The White House … and for the life of me, I wish they would stop with that, for I would like to know precisely who is saying what, and I am smart enough to realize that the White House itself cannot speak, so it was a person within the administration, but WHO??? The “White House” official defense was …
“The president said very strongly in his statement yesterday that he condemns all forms of violence, bigotry and hatred. Of course that includes white supremacists, KKK, neo-Nazi and all extremist groups.”
I don’t want to hear the “White House” defend, justify or explain Trump’s remarks. I want to hear from Trump exactly what he meant. I want to hear Trump come out and call a spade a bloody shovel, call this act by its rightful names: terrorism, racism, anti-Semitism and white supremacy. I want to hear him say that he will do everything in his power to put down white supremacist and neo-Nazi groups. I don’t care what Kellyanne Conway or Sarah Huckabee Sanders or some anonymous “White House spokesperson” has to say … I want it out of the horse’s mouth, and if the horse is too damn cowardly to speak out against the racists that put him into office, then I want an apology from him and I want him to admit that he is not capable of doing the job and step down. Period.

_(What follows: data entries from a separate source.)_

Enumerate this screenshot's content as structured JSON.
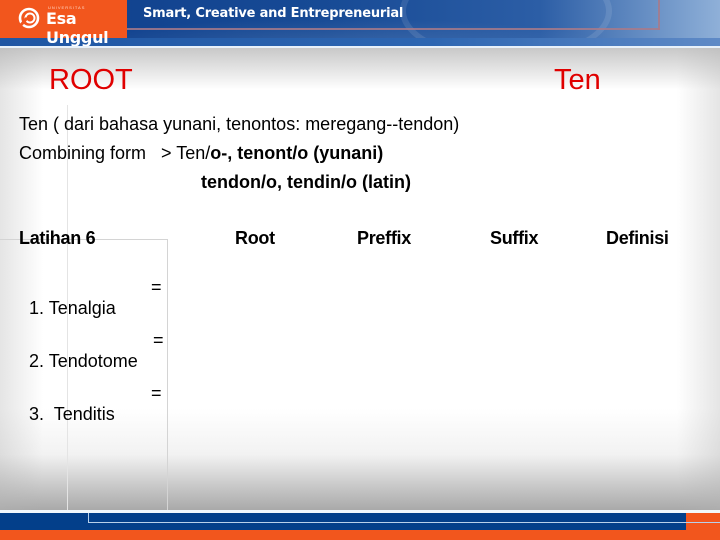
{
  "header": {
    "logo": {
      "small_text": "UNIVERSITAS",
      "name": "Esa Unggul",
      "icon": "esa-unggul-logo-icon"
    },
    "tagline": "Smart, Creative and Entrepreneurial",
    "colors": {
      "brand_orange": "#f2561d",
      "brand_blue": "#033f8a"
    }
  },
  "slide": {
    "title_left": "ROOT",
    "title_right": "Ten",
    "title_color": "#e00000",
    "definition_line": "Ten ( dari bahasa yunani, tenontos: meregang--tendon)",
    "combining": {
      "label": "Combining form   > ",
      "regular_part": "Ten/",
      "bold_part": "o-, tenont/o (yunani)",
      "second_line": "tendon/o, tendin/o (latin)"
    },
    "exercise": {
      "headers": [
        "Latihan 6",
        "Root",
        "Preffix",
        "Suffix",
        "Definisi"
      ],
      "items": [
        {
          "term": "1. Tenalgia",
          "equals": "="
        },
        {
          "term": "2. Tendotome",
          "equals": "="
        },
        {
          "term": "3.  Tenditis",
          "equals": "="
        }
      ]
    }
  }
}
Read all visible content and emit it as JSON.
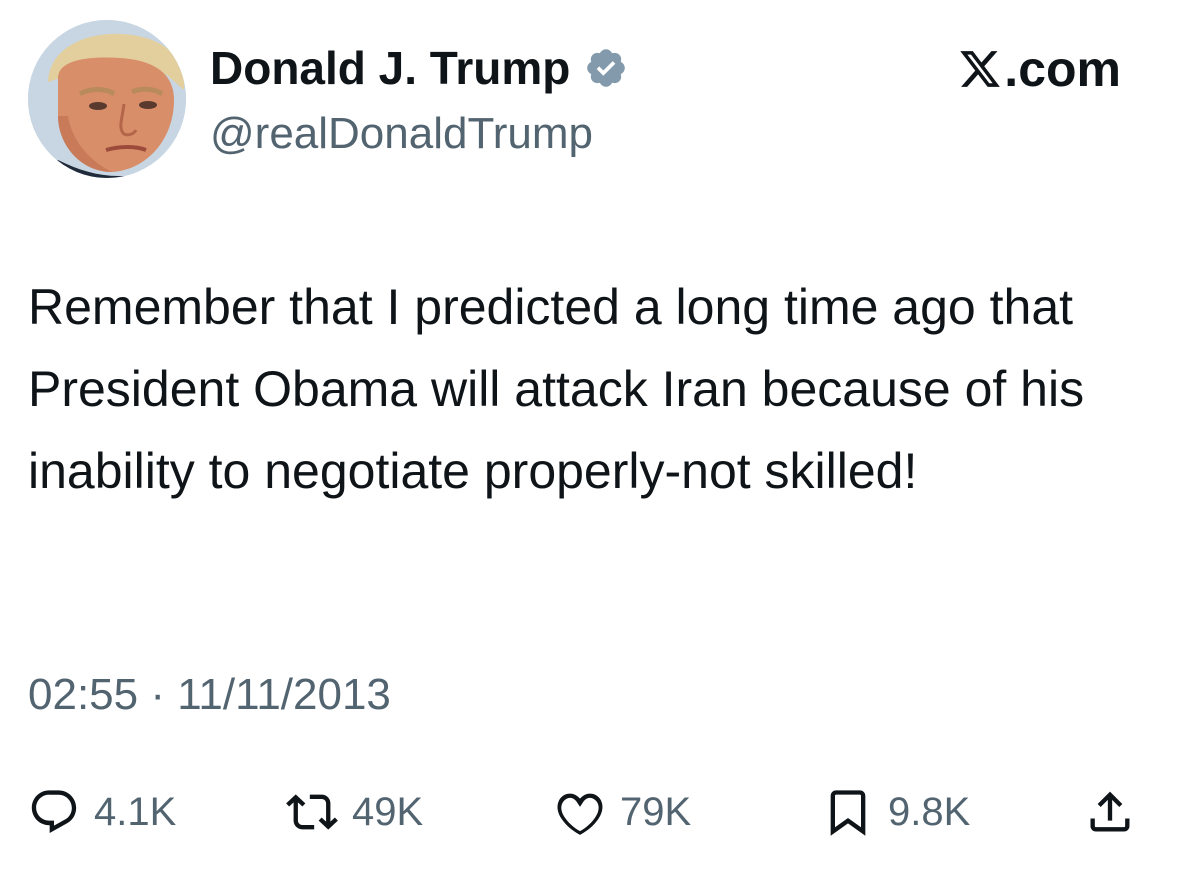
{
  "tweet": {
    "author": {
      "display_name": "Donald J. Trump",
      "handle": "@realDonaldTrump",
      "verified": true
    },
    "brand": ".com",
    "text": "Remember that I predicted a long time ago that President Obama will attack Iran because of his inability to negotiate properly-not skilled!",
    "timestamp": "02:55 · 11/11/2013",
    "stats": {
      "replies": "4.1K",
      "reposts": "49K",
      "likes": "79K",
      "bookmarks": "9.8K"
    }
  },
  "icons": [
    "avatar-photo",
    "verified-badge-icon",
    "x-logo-icon",
    "reply-icon",
    "repost-icon",
    "like-icon",
    "bookmark-icon",
    "share-icon"
  ],
  "colors": {
    "text": "#0f1419",
    "secondary": "#536471",
    "verified_badge": "#829aab",
    "background": "#ffffff"
  }
}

Saturday’s events were horrific in and of themselves. But they were compounded by a lack of law enforcement on the scene, and an almost uninterested response from the man who the white supremacists put into office last November. As I have said many times of late, I thought we were better than this. Today, I realize that, while some of us ARE better than this, and it is unfair to judge all by the actions of a few … still, as a nation, the way we will be judged by other nations … we are not better than this. Can we be someday? I don’t know … that depends on the path the leadership and the people take. I am encouraged by the voices, previously silent, that are speaking out against white supremacy, against hate. But is it enough, when we do not have humanitarian and compassionate leadership? I do not know.